▸ **TASK GOAL**: Copy every line from the records that holds the word "data".
<<<<
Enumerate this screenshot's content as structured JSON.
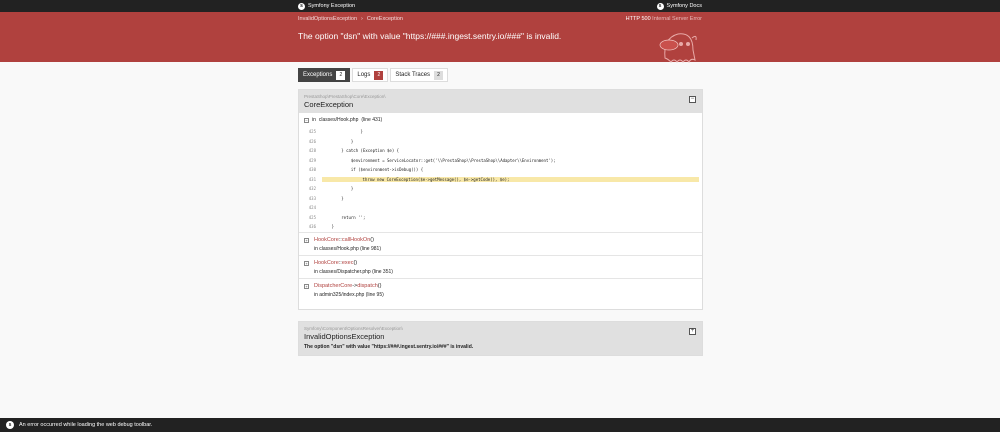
{
  "topbar": {
    "brand": "Symfony Exception",
    "docs": "Symfony Docs"
  },
  "header": {
    "breadcrumb": [
      "InvalidOptionsException",
      "CoreException"
    ],
    "status_code": "HTTP 500",
    "status_text": "Internal Server Error",
    "message": "The option \"dsn\" with value \"https://###.ingest.sentry.io/###\" is invalid."
  },
  "tabs": [
    {
      "label": "Exceptions",
      "count": "2"
    },
    {
      "label": "Logs",
      "count": "2"
    },
    {
      "label": "Stack Traces",
      "count": "2"
    }
  ],
  "exception1": {
    "namespace": "PrestaShop\\PrestaShop\\Core\\Exception\\",
    "name": "CoreException",
    "first_trace": {
      "in": "in",
      "file": "classes/Hook.php",
      "line": "(line 431)"
    },
    "code": [
      {
        "num": "425",
        "src": "                }"
      },
      {
        "num": "426",
        "src": "            }"
      },
      {
        "num": "428",
        "src": "        } catch (Exception $e) {"
      },
      {
        "num": "429",
        "src": "            $environment = ServiceLocator::get('\\\\PrestaShop\\\\PrestaShop\\\\Adapter\\\\Environment');"
      },
      {
        "num": "430",
        "src": "            if ($environment->isDebug()) {"
      },
      {
        "num": "431",
        "src": "                throw new CoreException($e->getMessage(), $e->getCode(), $e);"
      },
      {
        "num": "432",
        "src": "            }"
      },
      {
        "num": "433",
        "src": "        }"
      },
      {
        "num": "424",
        "src": ""
      },
      {
        "num": "425",
        "src": "        return '';"
      },
      {
        "num": "436",
        "src": "    }"
      }
    ],
    "traces": [
      {
        "class": "HookCore",
        "sep": "::",
        "method": "callHookOn",
        "paren": "()",
        "location": "in classes/Hook.php (line 981)"
      },
      {
        "class": "HookCore",
        "sep": "::",
        "method": "exec",
        "paren": "()",
        "location": "in classes/Dispatcher.php (line 351)"
      },
      {
        "class": "DispatcherCore",
        "sep": "->",
        "method": "dispatch",
        "paren": "()",
        "location": "in admin325/index.php (line 95)"
      }
    ]
  },
  "exception2": {
    "namespace": "Symfony\\Component\\OptionsResolver\\Exception\\",
    "name": "InvalidOptionsException",
    "message": "The option \"dsn\" with value \"https://###.ingest.sentry.io/###\" is invalid."
  },
  "footer": {
    "text": "An error occurred while loading the web debug toolbar."
  },
  "colors": {
    "header": "#b0413e",
    "topbar": "#222222",
    "highlight": "#f8e8a8"
  }
}
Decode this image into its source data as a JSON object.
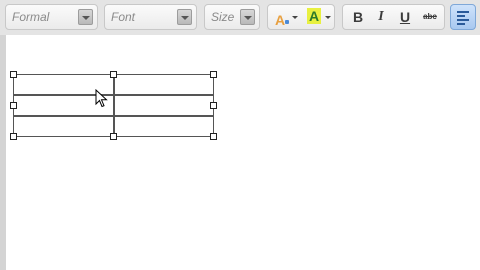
{
  "toolbar": {
    "format_label": "Formal",
    "font_label": "Font",
    "size_label": "Size",
    "bold_label": "B",
    "italic_label": "I",
    "underline_label": "U",
    "strike_label": "abc",
    "text_color_label": "A",
    "highlight_label": "A"
  },
  "colors": {
    "text_color_icon": "#e8a040",
    "highlight_bg": "#e8f040",
    "active_button": "#a8c8f0"
  },
  "icons": [
    "chevron-down-icon",
    "text-color-icon",
    "highlight-icon",
    "align-left-icon",
    "mouse-cursor-icon"
  ]
}
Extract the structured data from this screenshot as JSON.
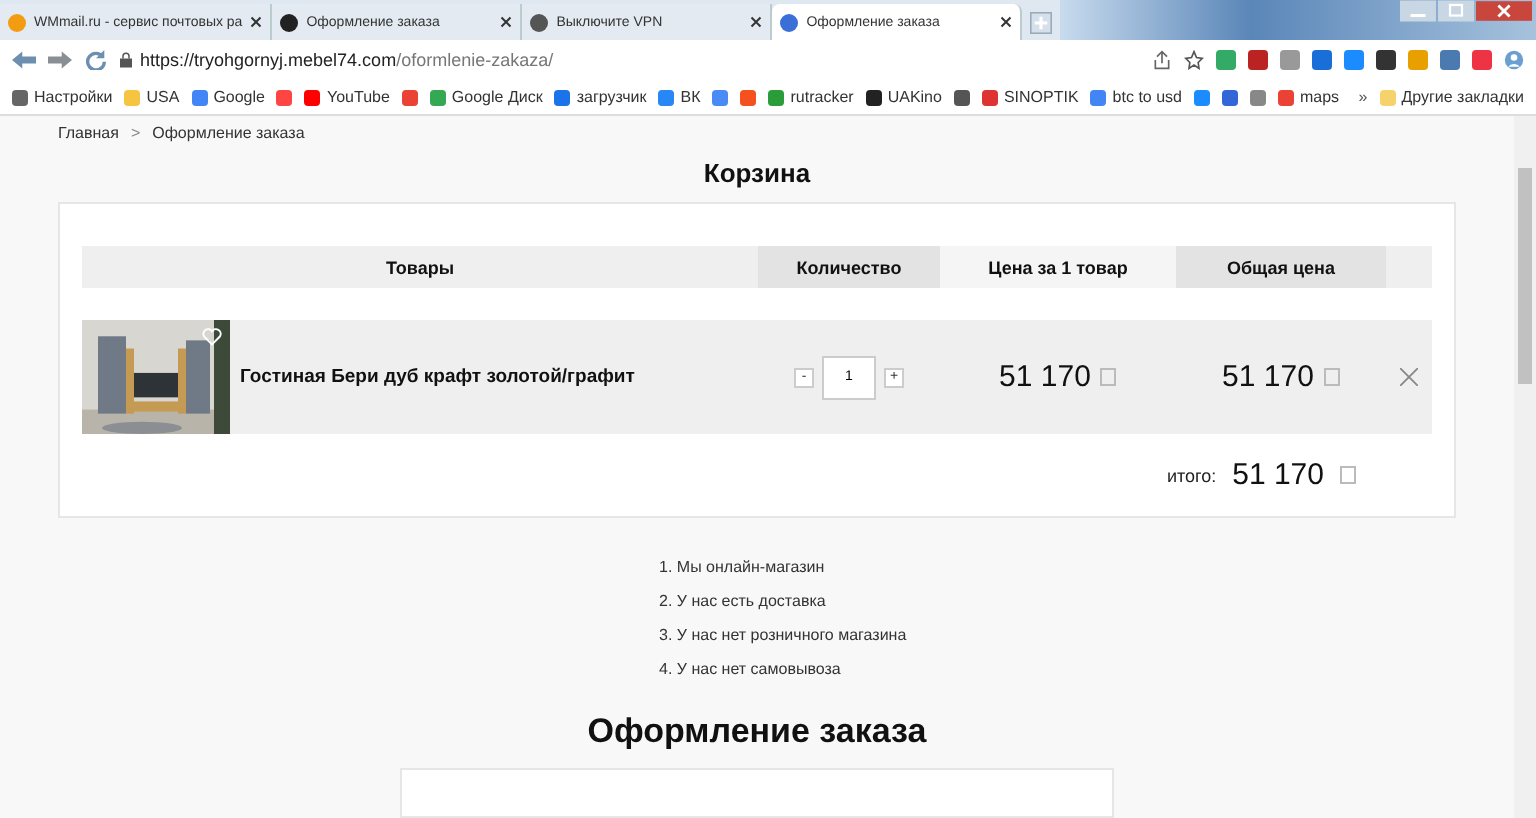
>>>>
▸ **ANSWER SPACE**:
Decode this image into its source data as a JSON object.
Extract the structured data from this screenshot as JSON.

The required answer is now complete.